Set down the data below in full, exactly as it reads, but without the pictures.

Material for this task section start

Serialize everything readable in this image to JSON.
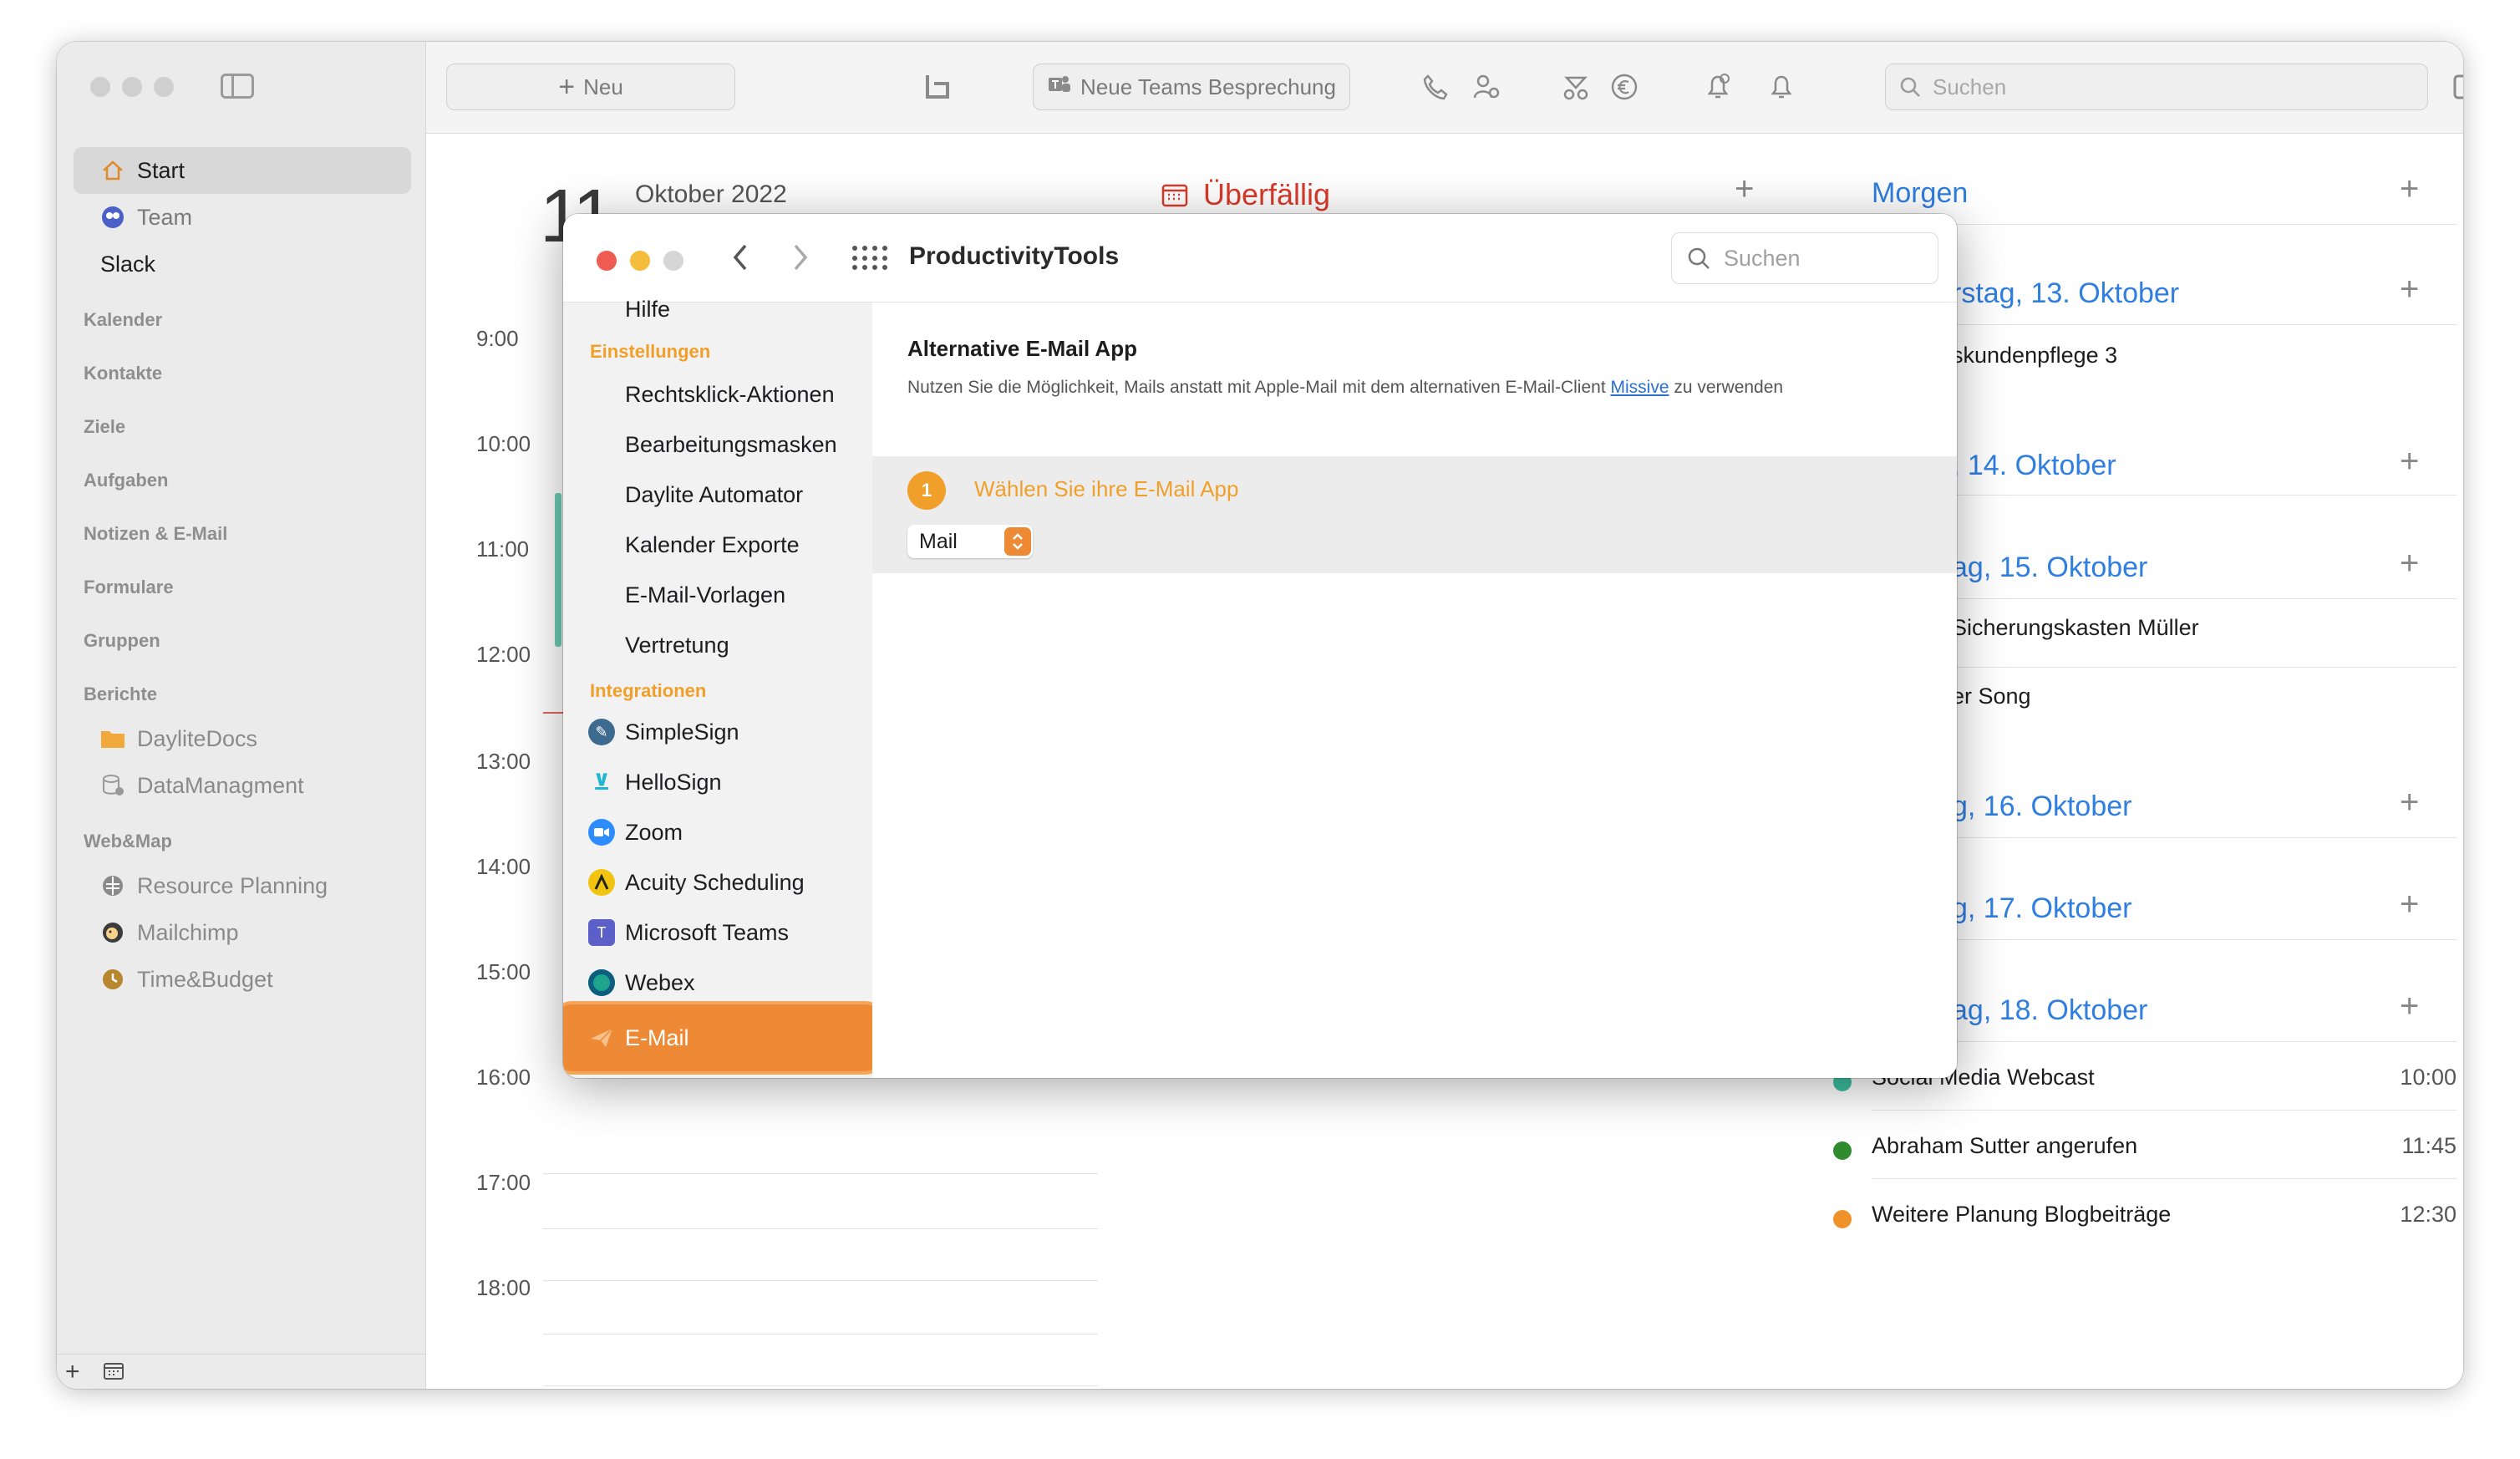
{
  "sidebar": {
    "items": [
      {
        "label": "Start",
        "icon": "house-icon"
      },
      {
        "label": "Team",
        "icon": "team-icon"
      },
      {
        "label": "Slack",
        "icon": ""
      }
    ],
    "sections": [
      "Kalender",
      "Kontakte",
      "Ziele",
      "Aufgaben",
      "Notizen & E-Mail",
      "Formulare",
      "Gruppen",
      "Berichte"
    ],
    "reports": [
      {
        "label": "DayliteDocs",
        "icon": "folder-icon"
      },
      {
        "label": "DataManagment",
        "icon": "database-icon"
      }
    ],
    "web_header": "Web&Map",
    "web": [
      {
        "label": "Resource Planning",
        "icon": "globe-icon"
      },
      {
        "label": "Mailchimp",
        "icon": "mailchimp-icon"
      },
      {
        "label": "Time&Budget",
        "icon": "clock-icon"
      }
    ]
  },
  "toolbar": {
    "new_label": "Neu",
    "teams_label": "Neue Teams Besprechung",
    "search_placeholder": "Suchen"
  },
  "calendar": {
    "day_number": "11",
    "month": "Oktober 2022",
    "hours": [
      "9:00",
      "10:00",
      "11:00",
      "12:00",
      "13:00",
      "14:00",
      "15:00",
      "16:00",
      "17:00",
      "18:00"
    ]
  },
  "overdue": {
    "title": "Überfällig"
  },
  "upcoming": {
    "morgen": "Morgen",
    "days": [
      {
        "label": "rstag, 13. Oktober"
      },
      {
        "label": ", 14. Oktober"
      },
      {
        "label": "ag, 15. Oktober"
      },
      {
        "label": "g, 16. Oktober"
      },
      {
        "label": "g, 17. Oktober"
      },
      {
        "label": "ag, 18. Oktober"
      }
    ],
    "items": {
      "kundenpflege": "skundenpflege 3",
      "sicherung": "Sicherungskasten Müller",
      "song": "er Song",
      "webcast": "Social Media Webcast",
      "webcast_time": "10:00",
      "abraham": "Abraham Sutter angerufen",
      "abraham_time": "11:45",
      "planung": "Weitere Planung Blogbeiträge",
      "planung_time": "12:30"
    },
    "colors": {
      "green": "#2e8b2e",
      "orange": "#f0922a",
      "teal": "#3cc0a0"
    }
  },
  "modal": {
    "title": "ProductivityTools",
    "search_placeholder": "Suchen",
    "hilfe": "Hilfe",
    "settings_header": "Einstellungen",
    "settings": [
      "Rechtsklick-Aktionen",
      "Bearbeitungsmasken",
      "Daylite Automator",
      "Kalender Exporte",
      "E-Mail-Vorlagen",
      "Vertretung"
    ],
    "integrations_header": "Integrationen",
    "integrations": [
      {
        "label": "SimpleSign",
        "icon": "simplesign-icon",
        "color": "#3d6b8f"
      },
      {
        "label": "HelloSign",
        "icon": "hellosign-icon",
        "color": "#1fb5d4"
      },
      {
        "label": "Zoom",
        "icon": "zoom-icon",
        "color": "#2d8cff"
      },
      {
        "label": "Acuity Scheduling",
        "icon": "acuity-icon",
        "color": "#f1c40f"
      },
      {
        "label": "Microsoft Teams",
        "icon": "teams-icon",
        "color": "#5b5fc7"
      },
      {
        "label": "Webex",
        "icon": "webex-icon",
        "color": "#1ea38f"
      },
      {
        "label": "E-Mail",
        "icon": "paper-plane-icon",
        "color": "#ffffff"
      }
    ],
    "content": {
      "title": "Alternative E-Mail App",
      "desc_before": "Nutzen Sie die Möglichkeit, Mails anstatt mit Apple-Mail mit dem alternativen E-Mail-Client ",
      "desc_link": "Missive",
      "desc_after": " zu verwenden",
      "step_number": "1",
      "step_label": "Wählen Sie ihre E-Mail App",
      "select_value": "Mail"
    }
  }
}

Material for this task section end

Task result ▸
Serialize everything readable in this image to JSON.
{
  "sidebar": {
    "items": [
      {
        "label": "Start",
        "icon": "house-icon"
      },
      {
        "label": "Team",
        "icon": "team-icon"
      },
      {
        "label": "Slack",
        "icon": ""
      }
    ],
    "sections": [
      "Kalender",
      "Kontakte",
      "Ziele",
      "Aufgaben",
      "Notizen & E-Mail",
      "Formulare",
      "Gruppen",
      "Berichte"
    ],
    "reports": [
      {
        "label": "DayliteDocs",
        "icon": "folder-icon"
      },
      {
        "label": "DataManagment",
        "icon": "database-icon"
      }
    ],
    "web_header": "Web&Map",
    "web": [
      {
        "label": "Resource Planning",
        "icon": "globe-icon"
      },
      {
        "label": "Mailchimp",
        "icon": "mailchimp-icon"
      },
      {
        "label": "Time&Budget",
        "icon": "clock-icon"
      }
    ]
  },
  "toolbar": {
    "new_label": "Neu",
    "teams_label": "Neue Teams Besprechung",
    "search_placeholder": "Suchen"
  },
  "calendar": {
    "day_number": "11",
    "month": "Oktober 2022",
    "hours": [
      "9:00",
      "10:00",
      "11:00",
      "12:00",
      "13:00",
      "14:00",
      "15:00",
      "16:00",
      "17:00",
      "18:00"
    ]
  },
  "overdue": {
    "title": "Überfällig"
  },
  "upcoming": {
    "morgen": "Morgen",
    "days": [
      {
        "label": "rstag, 13. Oktober"
      },
      {
        "label": ", 14. Oktober"
      },
      {
        "label": "ag, 15. Oktober"
      },
      {
        "label": "g, 16. Oktober"
      },
      {
        "label": "g, 17. Oktober"
      },
      {
        "label": "ag, 18. Oktober"
      }
    ],
    "items": {
      "kundenpflege": "skundenpflege 3",
      "sicherung": "Sicherungskasten Müller",
      "song": "er Song",
      "webcast": "Social Media Webcast",
      "webcast_time": "10:00",
      "abraham": "Abraham Sutter angerufen",
      "abraham_time": "11:45",
      "planung": "Weitere Planung Blogbeiträge",
      "planung_time": "12:30"
    },
    "colors": {
      "green": "#2e8b2e",
      "orange": "#f0922a",
      "teal": "#3cc0a0"
    }
  },
  "modal": {
    "title": "ProductivityTools",
    "search_placeholder": "Suchen",
    "hilfe": "Hilfe",
    "settings_header": "Einstellungen",
    "settings": [
      "Rechtsklick-Aktionen",
      "Bearbeitungsmasken",
      "Daylite Automator",
      "Kalender Exporte",
      "E-Mail-Vorlagen",
      "Vertretung"
    ],
    "integrations_header": "Integrationen",
    "integrations": [
      {
        "label": "SimpleSign",
        "icon": "simplesign-icon",
        "color": "#3d6b8f"
      },
      {
        "label": "HelloSign",
        "icon": "hellosign-icon",
        "color": "#1fb5d4"
      },
      {
        "label": "Zoom",
        "icon": "zoom-icon",
        "color": "#2d8cff"
      },
      {
        "label": "Acuity Scheduling",
        "icon": "acuity-icon",
        "color": "#f1c40f"
      },
      {
        "label": "Microsoft Teams",
        "icon": "teams-icon",
        "color": "#5b5fc7"
      },
      {
        "label": "Webex",
        "icon": "webex-icon",
        "color": "#1ea38f"
      },
      {
        "label": "E-Mail",
        "icon": "paper-plane-icon",
        "color": "#ffffff"
      }
    ],
    "content": {
      "title": "Alternative E-Mail App",
      "desc_before": "Nutzen Sie die Möglichkeit, Mails anstatt mit Apple-Mail mit dem alternativen E-Mail-Client ",
      "desc_link": "Missive",
      "desc_after": " zu verwenden",
      "step_number": "1",
      "step_label": "Wählen Sie ihre E-Mail App",
      "select_value": "Mail"
    }
  }
}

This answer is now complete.